Geopolitics as a discipline tries to explain the influence of geographical factors behind sociocultural organization and politics. Many models have been conceptualized within the area. One of the least specialized and easiest to understand was introduced by Alastair Taylor, a professor of geography and political science at Queen’s University in Canada (Taylor 1973).
The model has two parts: the levels of organization and the regulating mechanisms. It was designed mainly to explain the quantum leaps of social development in human history by correlating specific levels of societal and political organization with different stages of environmental control.
The first part of the model includes the following phenomena.
- the systemic levels of sociocultural organization
- processes demonstrating self-stabilization within a given level of organization and integration
- systemic transformation resulting in a sociocultural quantum leap across an environmental frontier
Five levels of organization, defined by the main man/ environment relationships, are shown in Figure 3.12.
Interpreted horizontally, each column denotes exchange between the physical environmental factors and the control of the same through technology, science, transportation, communication and government.
Vertically, the five main levels of environmental control are presented as a geometrical sequence: point, line, plane, volume, as the control capabilities grow. All these levels are integrative or recursive, that is, they build upon each previous lower level. As time passes, an increased complexity and heterogeneity takes place. Interpreted as a matrix, the model provides a time/space grid, giving societal/ environment quantization when examined vertically and stabilization when examined horizontally.
The quantization takes place at a very slow rate on the lowest, foodgathering level and gains speed as passes through the different levels.
The stabilization shifts from reactive — adaptive to active — manipulative as it progresses through the different levels. Negative feedback ensuring overall stability is created by the social institutions and predominant general morality. Science and technology have a central role in creating the mechanism of positive feedback.
The second part of the model shows the importance of both positive and negative feedback processes and the interplay between them on all levels of sociocultural organization. The following phenomena are shown in Figure 3.13.
- biospheric and sociocultural inputs from the total environment
- the functioning of the existing system as a converter with numerous subsystems
- the regulation of the system’s social and material output through negative and positive feedback
From the model it is possible to see how material and societal technique interaction results in systemic self-stabilization or transformation. In the model, self-stabilization is denoted as Cybernetics I and transformation as Cybernetics II.

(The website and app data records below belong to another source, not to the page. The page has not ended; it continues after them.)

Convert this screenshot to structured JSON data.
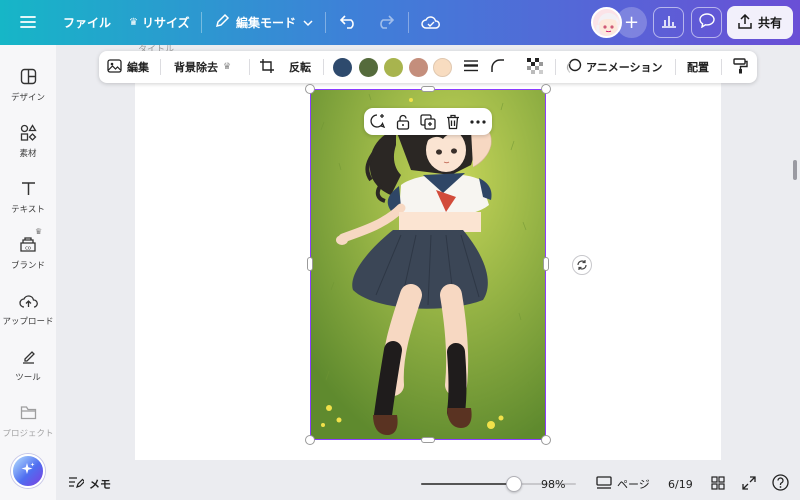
{
  "topbar": {
    "menu_icon": "hamburger-icon",
    "file_label": "ファイル",
    "resize_label": "リサイズ",
    "edit_mode_label": "編集モード",
    "share_label": "共有"
  },
  "ghost_text": "タイトル",
  "sidebar": {
    "items": [
      {
        "label": "デザイン",
        "icon": "design-icon"
      },
      {
        "label": "素材",
        "icon": "elements-icon"
      },
      {
        "label": "テキスト",
        "icon": "text-icon"
      },
      {
        "label": "ブランド",
        "icon": "brand-icon"
      },
      {
        "label": "アップロード",
        "icon": "upload-icon"
      },
      {
        "label": "ツール",
        "icon": "tools-icon"
      },
      {
        "label": "プロジェクト",
        "icon": "projects-icon"
      }
    ]
  },
  "context_toolbar": {
    "edit_label": "編集",
    "bg_remove_label": "背景除去",
    "flip_label": "反転",
    "animation_label": "アニメーション",
    "position_label": "配置",
    "swatches": [
      "#2e4a6d",
      "#556b3c",
      "#a8b44e",
      "#c48e7c",
      "#f8dcc0"
    ]
  },
  "floating_bar": {
    "icons": [
      "comment-add-icon",
      "lock-icon",
      "duplicate-icon",
      "trash-icon",
      "more-icon"
    ]
  },
  "bottombar": {
    "notes_label": "メモ",
    "zoom_label": "98%",
    "zoom_fraction": 0.6,
    "pages_label": "ページ",
    "page_count": "6/19"
  },
  "colors": {
    "accent": "#8b3dff",
    "gradient_start": "#16b6c7",
    "gradient_end": "#6a4fd6"
  }
}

A major systemic transformation always implies an increase in information gathering, converted into knowledge and raising the total amount of system negentropy. Thereby the system’s control capability expands, making it possible to cross existing borders with its output and rise to a new level of societal organization. Taylor has defined this kind of positive feedback as follows: ‘Quantization occurs when deviation is amplified to the point where no deviation-correcting mechanism can prevent the rupturing of the basic systemic framework, that is, when the latter can no longer contain and channel the energies and thrust which have been generated.’ Examples of selfstabilization with negative feedback can be detected in mature sub- hominid societies where the struggle for life is fully operative and the prevailing technique exercises maximal environmental control.

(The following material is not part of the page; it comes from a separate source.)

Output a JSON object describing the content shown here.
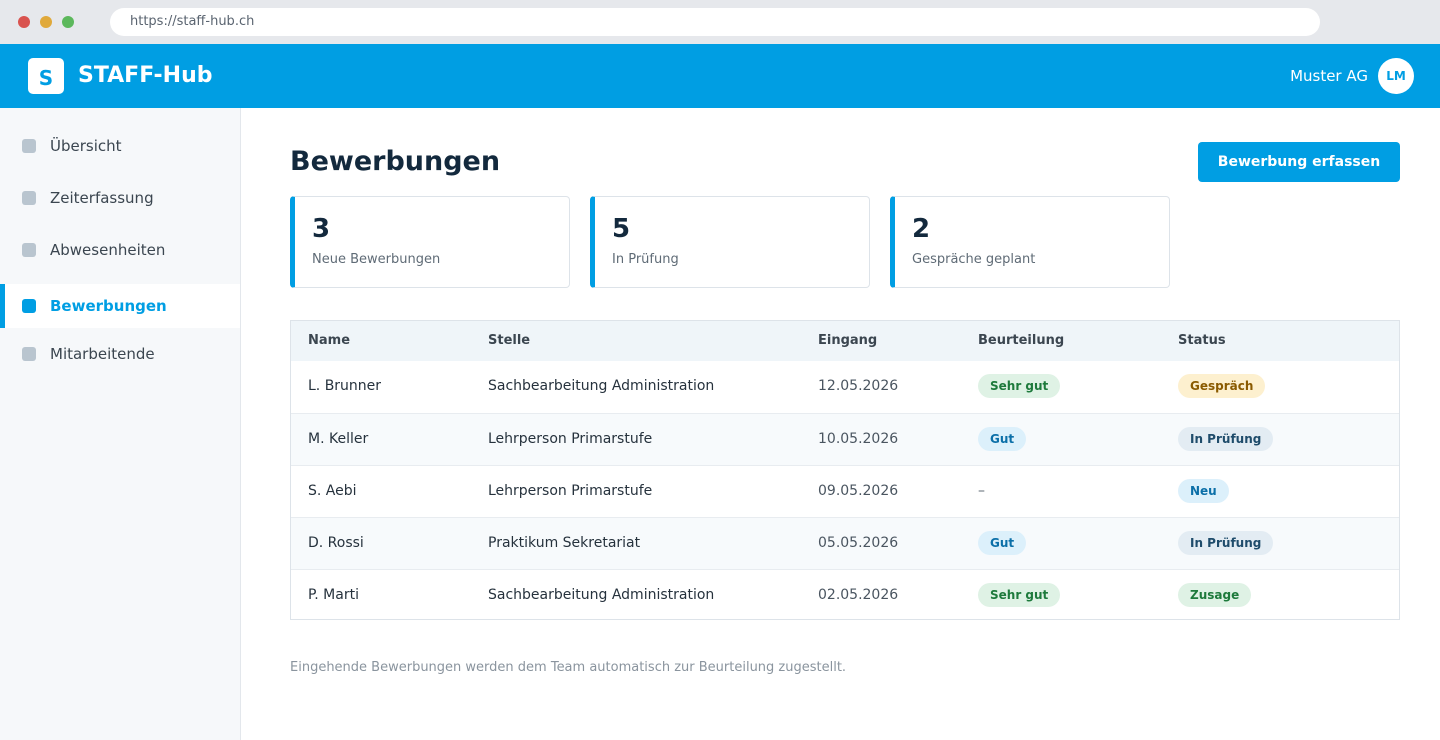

Transformation with positive feedback works in two ways: as self- organization and development and as systemic change with environmental quantization. An example of the first can be Eskimo societies showing an extensive command of available technique and environmental potential in the far North. By exploiting fire and usable tools like microliths they entered into a vital low-energy symbiosis with their extreme environment. Limits for such an existence given by way of negative feedback soon established societal stabilization on the SI level.

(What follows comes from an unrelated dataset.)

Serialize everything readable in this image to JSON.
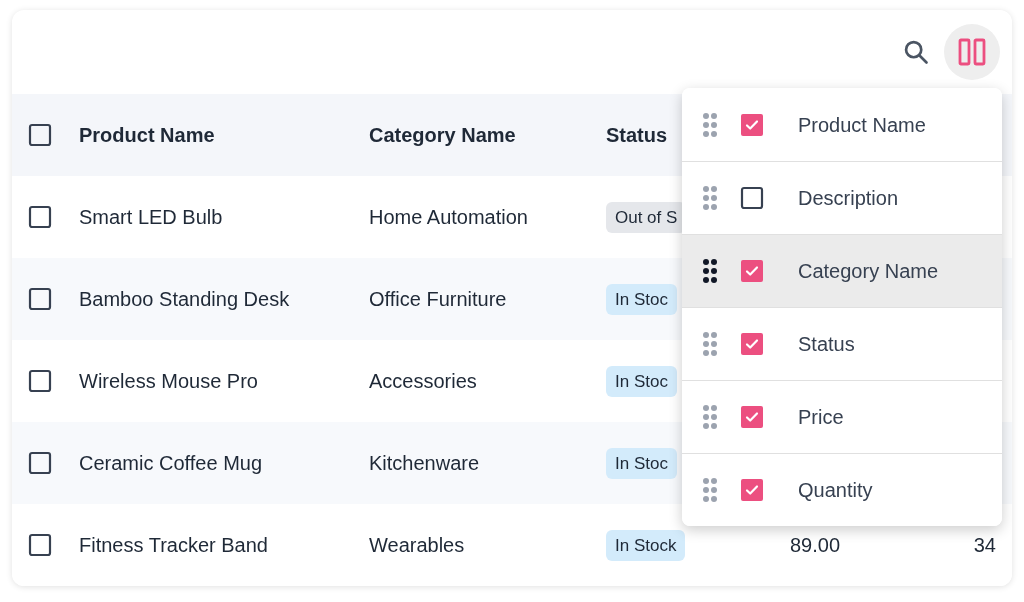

Systemic transformation through access to less sophisticated tools in another environment can be seen in Mesolithic Asia. The use of stone sickles for harvesting, the domestication of wheat and barley and the taming of livestock created the ‘neolithic revolution’ on level S2. Here arose a new overall control, habitat patterns and social organization, with in turn a better division of labour, increased food supply, that is, the basis for a larger population.
A more dramatic quantum leap in connection with a new technique and favourable environment can be found in ancient China and Egypt. A food surplus and better societal organization opened the way for the ‘urban revolution’ on level S3. This is characterized by the rise of towns, refined administration, the division of population into classes, etc. These earliest civilizations, localized along rivers, could control and cultivate a whole valley and develop hydraulic technology. The city state was born.
An alternative way to visualize and interpret Taylor’s model is shown in Figure 3.14. Here the five levels are shown as growing territories, connected to the development of human civilization.
Figure 3.14 The emergence of geopolitical systems.
Source: Skyttner Lars (2006), General Systems Theory: Problems, Perspectives, Practice, Wspc, 2nd Edition.